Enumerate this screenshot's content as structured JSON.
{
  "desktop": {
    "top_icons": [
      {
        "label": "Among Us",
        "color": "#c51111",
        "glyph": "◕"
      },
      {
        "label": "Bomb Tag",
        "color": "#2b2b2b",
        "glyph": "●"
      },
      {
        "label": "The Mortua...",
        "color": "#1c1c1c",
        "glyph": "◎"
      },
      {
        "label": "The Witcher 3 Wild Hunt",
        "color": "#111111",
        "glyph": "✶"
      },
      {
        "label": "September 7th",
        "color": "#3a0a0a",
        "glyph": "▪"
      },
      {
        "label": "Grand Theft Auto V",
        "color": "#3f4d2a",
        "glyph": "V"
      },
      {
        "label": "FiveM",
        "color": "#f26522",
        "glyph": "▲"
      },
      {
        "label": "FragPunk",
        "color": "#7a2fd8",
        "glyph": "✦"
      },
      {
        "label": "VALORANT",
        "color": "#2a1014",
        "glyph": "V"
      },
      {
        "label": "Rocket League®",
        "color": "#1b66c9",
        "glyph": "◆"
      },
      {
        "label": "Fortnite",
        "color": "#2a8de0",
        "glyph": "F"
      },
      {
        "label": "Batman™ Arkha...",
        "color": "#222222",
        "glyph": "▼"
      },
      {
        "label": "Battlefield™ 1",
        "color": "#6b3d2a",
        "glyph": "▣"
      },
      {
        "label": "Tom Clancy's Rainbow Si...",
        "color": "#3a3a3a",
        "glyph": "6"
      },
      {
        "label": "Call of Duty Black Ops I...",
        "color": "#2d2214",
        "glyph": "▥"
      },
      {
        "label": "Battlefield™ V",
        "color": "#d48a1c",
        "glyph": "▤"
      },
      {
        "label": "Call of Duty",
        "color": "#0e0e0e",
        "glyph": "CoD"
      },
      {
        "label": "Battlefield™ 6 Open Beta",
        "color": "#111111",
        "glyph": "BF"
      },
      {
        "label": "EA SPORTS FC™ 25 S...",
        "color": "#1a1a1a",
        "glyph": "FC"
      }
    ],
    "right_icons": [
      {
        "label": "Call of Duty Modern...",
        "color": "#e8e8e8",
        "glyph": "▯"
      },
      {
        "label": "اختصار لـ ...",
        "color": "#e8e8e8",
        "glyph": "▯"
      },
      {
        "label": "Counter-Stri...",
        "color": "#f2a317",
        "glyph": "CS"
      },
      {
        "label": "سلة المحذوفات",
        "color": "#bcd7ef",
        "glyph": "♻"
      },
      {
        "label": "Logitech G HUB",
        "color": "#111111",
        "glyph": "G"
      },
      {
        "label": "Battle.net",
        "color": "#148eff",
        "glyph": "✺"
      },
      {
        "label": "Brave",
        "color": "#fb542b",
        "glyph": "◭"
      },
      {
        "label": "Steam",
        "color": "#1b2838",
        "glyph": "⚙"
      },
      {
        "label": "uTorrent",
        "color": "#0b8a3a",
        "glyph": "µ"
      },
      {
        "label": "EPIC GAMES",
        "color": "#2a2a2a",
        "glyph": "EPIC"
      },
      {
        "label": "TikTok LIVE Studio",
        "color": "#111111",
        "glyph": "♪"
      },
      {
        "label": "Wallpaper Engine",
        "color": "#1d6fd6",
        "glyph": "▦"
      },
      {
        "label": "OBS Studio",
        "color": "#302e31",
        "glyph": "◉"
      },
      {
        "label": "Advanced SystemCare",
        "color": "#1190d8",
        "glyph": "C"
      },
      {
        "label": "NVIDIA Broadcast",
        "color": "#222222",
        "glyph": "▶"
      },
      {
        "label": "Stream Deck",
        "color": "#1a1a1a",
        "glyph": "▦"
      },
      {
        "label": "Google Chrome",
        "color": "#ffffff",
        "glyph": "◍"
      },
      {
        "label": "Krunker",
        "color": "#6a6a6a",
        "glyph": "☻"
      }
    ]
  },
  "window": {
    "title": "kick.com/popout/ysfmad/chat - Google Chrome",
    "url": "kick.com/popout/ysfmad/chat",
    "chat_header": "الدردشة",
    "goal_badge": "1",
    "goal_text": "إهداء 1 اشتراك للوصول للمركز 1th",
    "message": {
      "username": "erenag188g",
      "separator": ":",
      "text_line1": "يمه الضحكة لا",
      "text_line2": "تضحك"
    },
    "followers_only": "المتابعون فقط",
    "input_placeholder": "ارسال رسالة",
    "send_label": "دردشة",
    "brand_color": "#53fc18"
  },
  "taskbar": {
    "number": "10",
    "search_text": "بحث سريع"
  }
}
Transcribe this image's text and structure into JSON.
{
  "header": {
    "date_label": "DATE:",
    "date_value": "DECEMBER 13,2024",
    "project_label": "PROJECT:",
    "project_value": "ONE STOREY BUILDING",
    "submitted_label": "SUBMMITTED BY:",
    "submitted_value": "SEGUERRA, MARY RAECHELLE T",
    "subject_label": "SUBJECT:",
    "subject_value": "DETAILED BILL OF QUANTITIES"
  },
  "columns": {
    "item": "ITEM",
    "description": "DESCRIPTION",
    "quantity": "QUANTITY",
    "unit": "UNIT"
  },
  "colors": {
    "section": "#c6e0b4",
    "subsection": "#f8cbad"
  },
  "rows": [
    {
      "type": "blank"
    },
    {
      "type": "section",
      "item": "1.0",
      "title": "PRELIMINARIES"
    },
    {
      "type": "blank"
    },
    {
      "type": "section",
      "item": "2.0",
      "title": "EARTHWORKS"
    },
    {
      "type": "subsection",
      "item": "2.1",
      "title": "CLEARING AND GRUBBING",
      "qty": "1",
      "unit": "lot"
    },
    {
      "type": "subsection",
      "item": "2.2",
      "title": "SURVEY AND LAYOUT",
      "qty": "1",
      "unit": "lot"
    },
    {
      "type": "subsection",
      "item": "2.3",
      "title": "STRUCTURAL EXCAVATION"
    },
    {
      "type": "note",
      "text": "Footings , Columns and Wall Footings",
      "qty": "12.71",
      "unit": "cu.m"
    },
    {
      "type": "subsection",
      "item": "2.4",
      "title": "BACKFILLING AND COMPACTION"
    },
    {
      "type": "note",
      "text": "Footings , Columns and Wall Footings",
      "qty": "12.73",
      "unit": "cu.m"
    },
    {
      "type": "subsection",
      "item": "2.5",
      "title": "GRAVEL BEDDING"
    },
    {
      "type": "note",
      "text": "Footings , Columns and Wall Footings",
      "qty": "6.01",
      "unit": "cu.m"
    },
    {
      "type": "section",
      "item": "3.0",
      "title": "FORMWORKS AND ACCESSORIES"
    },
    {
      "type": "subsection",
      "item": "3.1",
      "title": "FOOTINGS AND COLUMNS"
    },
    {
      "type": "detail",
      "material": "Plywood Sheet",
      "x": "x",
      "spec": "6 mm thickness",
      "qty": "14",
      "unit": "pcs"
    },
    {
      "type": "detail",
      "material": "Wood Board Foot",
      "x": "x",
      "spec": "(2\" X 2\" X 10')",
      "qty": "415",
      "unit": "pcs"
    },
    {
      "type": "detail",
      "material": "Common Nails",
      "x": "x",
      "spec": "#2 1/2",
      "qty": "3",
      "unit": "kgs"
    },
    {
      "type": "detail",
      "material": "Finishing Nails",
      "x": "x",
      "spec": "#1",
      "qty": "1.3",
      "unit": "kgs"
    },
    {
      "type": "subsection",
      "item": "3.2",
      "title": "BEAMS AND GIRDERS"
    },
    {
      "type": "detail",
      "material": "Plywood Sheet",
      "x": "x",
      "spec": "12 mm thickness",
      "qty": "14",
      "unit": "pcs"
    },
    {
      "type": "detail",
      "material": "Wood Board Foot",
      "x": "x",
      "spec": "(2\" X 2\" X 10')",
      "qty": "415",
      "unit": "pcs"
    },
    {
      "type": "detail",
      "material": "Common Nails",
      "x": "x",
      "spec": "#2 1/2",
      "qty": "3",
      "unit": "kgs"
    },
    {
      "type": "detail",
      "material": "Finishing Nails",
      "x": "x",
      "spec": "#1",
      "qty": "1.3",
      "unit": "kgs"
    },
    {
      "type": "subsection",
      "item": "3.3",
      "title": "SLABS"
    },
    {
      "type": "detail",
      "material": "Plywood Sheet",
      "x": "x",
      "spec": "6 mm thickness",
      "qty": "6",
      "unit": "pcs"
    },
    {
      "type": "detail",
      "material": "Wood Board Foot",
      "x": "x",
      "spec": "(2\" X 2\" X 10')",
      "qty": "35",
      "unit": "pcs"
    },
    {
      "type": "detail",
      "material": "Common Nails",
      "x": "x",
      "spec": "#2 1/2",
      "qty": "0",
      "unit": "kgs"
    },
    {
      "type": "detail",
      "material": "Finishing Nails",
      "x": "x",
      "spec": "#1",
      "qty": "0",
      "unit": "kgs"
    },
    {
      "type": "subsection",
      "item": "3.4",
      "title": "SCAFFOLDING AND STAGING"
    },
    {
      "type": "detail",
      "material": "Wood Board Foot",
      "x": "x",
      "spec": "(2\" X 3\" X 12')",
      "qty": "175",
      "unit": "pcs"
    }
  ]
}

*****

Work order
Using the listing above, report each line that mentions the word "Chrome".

Result
        "label": "Google Chrome",
    "title": "kick.com/popout/ysfmad/chat - Google Chrome",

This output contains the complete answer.